→ **What to produce**:
Give the line with "Convert this screenshot" again, along with every line below it to the end of the records, word for word.

Website and app data records:
★ ★ ★ ★

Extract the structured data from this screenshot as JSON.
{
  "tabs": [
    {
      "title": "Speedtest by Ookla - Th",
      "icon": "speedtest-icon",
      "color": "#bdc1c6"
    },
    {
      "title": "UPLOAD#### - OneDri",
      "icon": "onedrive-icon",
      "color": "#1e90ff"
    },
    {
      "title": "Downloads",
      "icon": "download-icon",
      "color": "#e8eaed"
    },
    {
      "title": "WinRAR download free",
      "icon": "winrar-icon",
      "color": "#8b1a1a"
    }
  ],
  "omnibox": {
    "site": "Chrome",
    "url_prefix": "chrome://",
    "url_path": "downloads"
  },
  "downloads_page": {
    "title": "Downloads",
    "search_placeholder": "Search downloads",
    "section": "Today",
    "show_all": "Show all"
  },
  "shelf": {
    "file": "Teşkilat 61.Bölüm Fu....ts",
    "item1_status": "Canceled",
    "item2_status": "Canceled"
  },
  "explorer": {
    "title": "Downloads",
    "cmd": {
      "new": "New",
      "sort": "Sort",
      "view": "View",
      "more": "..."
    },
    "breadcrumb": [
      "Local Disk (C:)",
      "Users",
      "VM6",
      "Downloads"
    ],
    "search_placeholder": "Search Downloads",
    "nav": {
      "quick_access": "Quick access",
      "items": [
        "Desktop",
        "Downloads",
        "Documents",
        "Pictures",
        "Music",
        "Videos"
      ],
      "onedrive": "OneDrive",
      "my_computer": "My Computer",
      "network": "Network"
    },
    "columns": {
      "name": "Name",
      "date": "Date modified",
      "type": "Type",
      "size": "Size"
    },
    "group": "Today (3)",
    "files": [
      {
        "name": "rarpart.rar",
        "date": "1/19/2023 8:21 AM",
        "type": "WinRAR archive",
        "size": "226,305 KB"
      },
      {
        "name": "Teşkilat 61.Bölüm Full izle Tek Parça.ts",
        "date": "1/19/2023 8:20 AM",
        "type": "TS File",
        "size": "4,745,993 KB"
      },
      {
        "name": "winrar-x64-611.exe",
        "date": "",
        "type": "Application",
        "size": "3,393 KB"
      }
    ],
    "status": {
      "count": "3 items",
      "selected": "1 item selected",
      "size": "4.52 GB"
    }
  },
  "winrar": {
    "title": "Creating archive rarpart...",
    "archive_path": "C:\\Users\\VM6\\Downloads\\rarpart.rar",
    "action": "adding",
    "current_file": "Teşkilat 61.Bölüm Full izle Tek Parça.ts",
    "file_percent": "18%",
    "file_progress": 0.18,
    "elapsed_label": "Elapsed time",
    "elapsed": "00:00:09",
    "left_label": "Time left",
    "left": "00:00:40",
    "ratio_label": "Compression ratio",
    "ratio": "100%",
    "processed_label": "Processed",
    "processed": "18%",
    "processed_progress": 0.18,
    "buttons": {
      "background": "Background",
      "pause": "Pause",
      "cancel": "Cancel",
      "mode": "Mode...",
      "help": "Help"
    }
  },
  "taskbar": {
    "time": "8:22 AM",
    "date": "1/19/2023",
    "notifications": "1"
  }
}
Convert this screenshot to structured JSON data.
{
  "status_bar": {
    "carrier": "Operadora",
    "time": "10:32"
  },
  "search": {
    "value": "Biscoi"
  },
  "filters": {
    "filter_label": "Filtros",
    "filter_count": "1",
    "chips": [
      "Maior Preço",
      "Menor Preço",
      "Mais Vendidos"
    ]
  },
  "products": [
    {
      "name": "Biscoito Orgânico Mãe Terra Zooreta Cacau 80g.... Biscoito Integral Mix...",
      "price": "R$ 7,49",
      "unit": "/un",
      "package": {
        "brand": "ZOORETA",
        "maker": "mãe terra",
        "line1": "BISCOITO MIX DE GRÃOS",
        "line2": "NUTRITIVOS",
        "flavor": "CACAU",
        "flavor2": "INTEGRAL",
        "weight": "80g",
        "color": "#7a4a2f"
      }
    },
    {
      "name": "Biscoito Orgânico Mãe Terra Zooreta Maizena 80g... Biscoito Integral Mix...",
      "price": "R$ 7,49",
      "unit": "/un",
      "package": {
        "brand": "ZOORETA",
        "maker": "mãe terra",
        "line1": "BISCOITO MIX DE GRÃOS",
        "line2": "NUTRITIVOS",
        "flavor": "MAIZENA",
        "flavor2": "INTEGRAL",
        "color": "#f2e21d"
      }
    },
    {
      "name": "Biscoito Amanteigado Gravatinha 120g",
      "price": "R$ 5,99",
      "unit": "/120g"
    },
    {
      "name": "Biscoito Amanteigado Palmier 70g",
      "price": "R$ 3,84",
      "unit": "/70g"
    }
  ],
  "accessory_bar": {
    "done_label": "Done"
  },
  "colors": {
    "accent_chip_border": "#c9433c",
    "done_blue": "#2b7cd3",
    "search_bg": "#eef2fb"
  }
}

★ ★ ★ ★

→ **Expected answer**:
Convert this screenshot to structured JSON data.
{
  "status_bar": {
    "carrier": "Operadora",
    "time": "10:32"
  },
  "search": {
    "value": "Biscoi"
  },
  "filters": {
    "filter_label": "Filtros",
    "filter_count": "1",
    "chips": [
      "Maior Preço",
      "Menor Preço",
      "Mais Vendidos"
    ]
  },
  "products": [
    {
      "name": "Biscoito Orgânico Mãe Terra Zooreta Cacau 80g.... Biscoito Integral Mix...",
      "price": "R$ 7,49",
      "unit": "/un",
      "package": {
        "brand": "ZOORETA",
        "maker": "mãe terra",
        "line1": "BISCOITO MIX DE GRÃOS",
        "line2": "NUTRITIVOS",
        "flavor": "CACAU",
        "flavor2": "INTEGRAL",
        "weight": "80g",
        "color": "#7a4a2f"
      }
    },
    {
      "name": "Biscoito Orgânico Mãe Terra Zooreta Maizena 80g... Biscoito Integral Mix...",
      "price": "R$ 7,49",
      "unit": "/un",
      "package": {
        "brand": "ZOORETA",
        "maker": "mãe terra",
        "line1": "BISCOITO MIX DE GRÃOS",
        "line2": "NUTRITIVOS",
        "flavor": "MAIZENA",
        "flavor2": "INTEGRAL",
        "color": "#f2e21d"
      }
    },
    {
      "name": "Biscoito Amanteigado Gravatinha 120g",
      "price": "R$ 5,99",
      "unit": "/120g"
    },
    {
      "name": "Biscoito Amanteigado Palmier 70g",
      "price": "R$ 3,84",
      "unit": "/70g"
    }
  ],
  "accessory_bar": {
    "done_label": "Done"
  },
  "colors": {
    "accent_chip_border": "#c9433c",
    "done_blue": "#2b7cd3",
    "search_bg": "#eef2fb"
  }
}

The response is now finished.